Recent research by Dr. Christakis has shown that children who watch TV and videos before age 3, are more likely to develop attention problems by age 7.

Christakis’s research supports the American Academy of Pediatrics (AAP) recommendation of no screen time (television, video or computer) for children under age 2.

“A child’s brain development is directly linked to the type of stimuli received in the first two years of life, when the brain size triples,” said Dr. Christakis. “If an infant is exposed to a lot of rapid-movement stimulation, like that found on TV and videos, their brain becomes conditioned to expect or seek it. Real life seems extremely boring by comparison.”

“I am not anti-TV, anti-video or computer games,” said Dr. Christakis. “I don’t mind if these products are promoted as entertainment for young children. But I think parents need to be wary when they claim to be ‘educational.’ There’s no research to back it up.”

For the Kaiser Foundation report, researchers at Children’s Hospital reviewed the type and frequency of educational claims made in the products marketing materials and advertising, the product instructions and guidelines that describe how parents can maximize educational value, and whether the manufacturer had done any scientific research to validate their educational claims.

They also conducted interviews with representatives of companies who make and market these products, and did a systematic review of research literature to search for studies that link media usage and cognitive development in children.

The report summarizes a variety of recommendations put forth by advocates such as:

  • Increase research on the impact of educational media products on very young children
  • Create an independent non-profit review service that would make professional assessments of educational media products available to parents, free of charge
  • Create clearer standards for products marketed to parents as “educational”
  • Support the development of non-commercial educational media content for young children.

Dr. Christakis also encourages parents to be active participants in stimulating their child’s cognitive attention. “Read to your child, take them to parks, zoos and museums, play with simple toys such as building blocks to stimulate their imaginations. Don’t plop them down in front of the TV or computer as a substitute for one-on-one interaction.”

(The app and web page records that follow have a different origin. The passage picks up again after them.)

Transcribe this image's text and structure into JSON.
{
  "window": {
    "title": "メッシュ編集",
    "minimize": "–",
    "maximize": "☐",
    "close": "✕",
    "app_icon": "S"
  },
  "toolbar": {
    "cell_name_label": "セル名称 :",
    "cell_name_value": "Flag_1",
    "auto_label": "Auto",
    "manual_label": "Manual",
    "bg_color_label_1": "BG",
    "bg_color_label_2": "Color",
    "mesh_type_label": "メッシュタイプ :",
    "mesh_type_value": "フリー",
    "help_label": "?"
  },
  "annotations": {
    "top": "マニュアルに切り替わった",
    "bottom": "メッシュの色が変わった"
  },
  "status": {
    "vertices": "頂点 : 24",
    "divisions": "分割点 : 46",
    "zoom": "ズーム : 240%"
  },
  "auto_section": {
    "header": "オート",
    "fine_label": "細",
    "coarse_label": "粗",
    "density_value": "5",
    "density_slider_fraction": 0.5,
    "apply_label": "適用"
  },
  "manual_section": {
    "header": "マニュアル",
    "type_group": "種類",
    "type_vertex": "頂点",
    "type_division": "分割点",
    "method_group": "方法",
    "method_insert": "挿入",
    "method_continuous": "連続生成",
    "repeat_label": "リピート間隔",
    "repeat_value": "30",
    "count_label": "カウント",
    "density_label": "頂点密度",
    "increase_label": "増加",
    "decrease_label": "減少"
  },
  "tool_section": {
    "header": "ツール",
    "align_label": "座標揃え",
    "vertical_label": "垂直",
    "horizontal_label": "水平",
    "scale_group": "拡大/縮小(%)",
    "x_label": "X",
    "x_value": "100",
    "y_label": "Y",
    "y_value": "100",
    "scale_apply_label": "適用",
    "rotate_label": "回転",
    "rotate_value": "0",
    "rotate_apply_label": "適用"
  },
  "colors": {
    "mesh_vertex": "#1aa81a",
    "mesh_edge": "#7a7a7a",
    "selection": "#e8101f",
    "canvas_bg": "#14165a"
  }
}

About Seattle Children’s

Consistently ranked as one of the best children’s hospitals in the country by U.S. News & World Report, Seattle Children’s serves as the pediatric and adolescent academic medical referral center for the largest landmass of any children’s hospital in the country (Washington, Alaska, Montana and Idaho). For more than 100 years, Seattle Children’s has been delivering superior patient care while advancing new treatments through pediatric research. Seattle Children’s serves as the primary teaching, clinical and research site for the Department of Pediatrics at the University of Washington School of Medicine. The hospital works in partnership with Seattle Children’s Research Institute and Seattle Children’s Hospital Foundation. For more information, visit www.seattlechildrens.org or follow us on Twitter or Facebook.

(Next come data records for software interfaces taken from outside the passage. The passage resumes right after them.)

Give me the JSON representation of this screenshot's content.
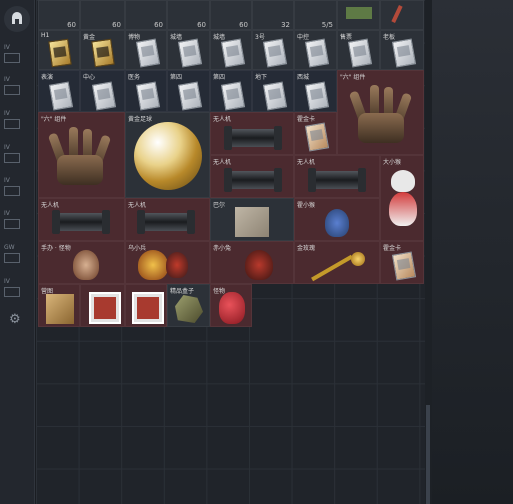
{
  "top_row": {
    "counts": [
      "60",
      "60",
      "60",
      "60",
      "60",
      "32",
      "5/5"
    ]
  },
  "rows": [
    [
      "H1",
      "黄",
      "",
      "",
      "",
      "3号",
      "中控",
      "售票",
      "老板"
    ],
    [
      "表演",
      "中心",
      "医务",
      "第四",
      "",
      "地下",
      "西城",
      ""
    ],
    [
      "",
      "",
      "",
      "",
      "",
      "",
      "",
      ""
    ],
    [
      "",
      "黄金足球",
      "天人",
      "",
      "霍金",
      "",
      "",
      ""
    ],
    [
      "",
      "",
      "天人",
      "",
      "天人",
      "",
      "大小姐",
      ""
    ],
    [
      "天人",
      "",
      "",
      "巴尔",
      "",
      "霍小猴",
      "",
      ""
    ],
    [
      "手办",
      "",
      "乌小兵",
      "",
      "赤小兔",
      "",
      "金玫瑰",
      "",
      "霍金卡"
    ],
    [
      "营图",
      "",
      "",
      "",
      "精品",
      "",
      "",
      ""
    ]
  ],
  "labels": {
    "hand1": "\"六\" 组件",
    "hand2": "\"六\" 组件",
    "ball": "黄金足球",
    "sil1": "无人机",
    "sil2": "无人机",
    "sil3": "无人机",
    "sil4": "无人机",
    "sil5": "无人机",
    "card_r3": "霍金卡",
    "map": "巴尔",
    "fig_blue": "霍小猴",
    "fig_dad": "大小猴",
    "fig1": "手办 · 怪物",
    "fig2": "乌小兵",
    "fig3": "赤小兔",
    "rose": "金玫瑰",
    "card_gold2": "霍金卡",
    "b1": "营图",
    "b4": "精品盒子",
    "b5": "怪物",
    "h1": "H1",
    "h2": "黄金",
    "h3": "博物",
    "h4": "城墙",
    "h5": "城墙",
    "h6": "3号",
    "h7": "中控",
    "h8": "售票",
    "h9": "老板",
    "r2a": "表演",
    "r2b": "中心",
    "r2c": "医务",
    "r2d": "第四",
    "r2e": "第四",
    "r2f": "地下",
    "r2g": "西城"
  },
  "tabs": [
    "IV",
    "IV",
    "IV",
    "IV",
    "IV",
    "IV",
    "GW",
    "IV"
  ]
}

Latest News

The Fault in “The Fault in Our Stars”
7.24.14 — On the Pulse Blog

I loved “The Fault in Our Stars.” Both the book and the movie. I read the book a few years ago during a flight. I cried so hard ... cont.

Doctor uses scorpion venom to locate cancer cells
7.23.14 — FOX News

Dr. James Olson is a pediatric oncologist at Seattle Children’s, and the scientist who developed a compound using a protein ... cont.

Boy healing quickly after heart transplant
7.22.14 — The Columbian

In less than two weeks, Jack Conover went from being a 7-year-old in need of a heart transplant to a vibrant boy walking out of ... cont.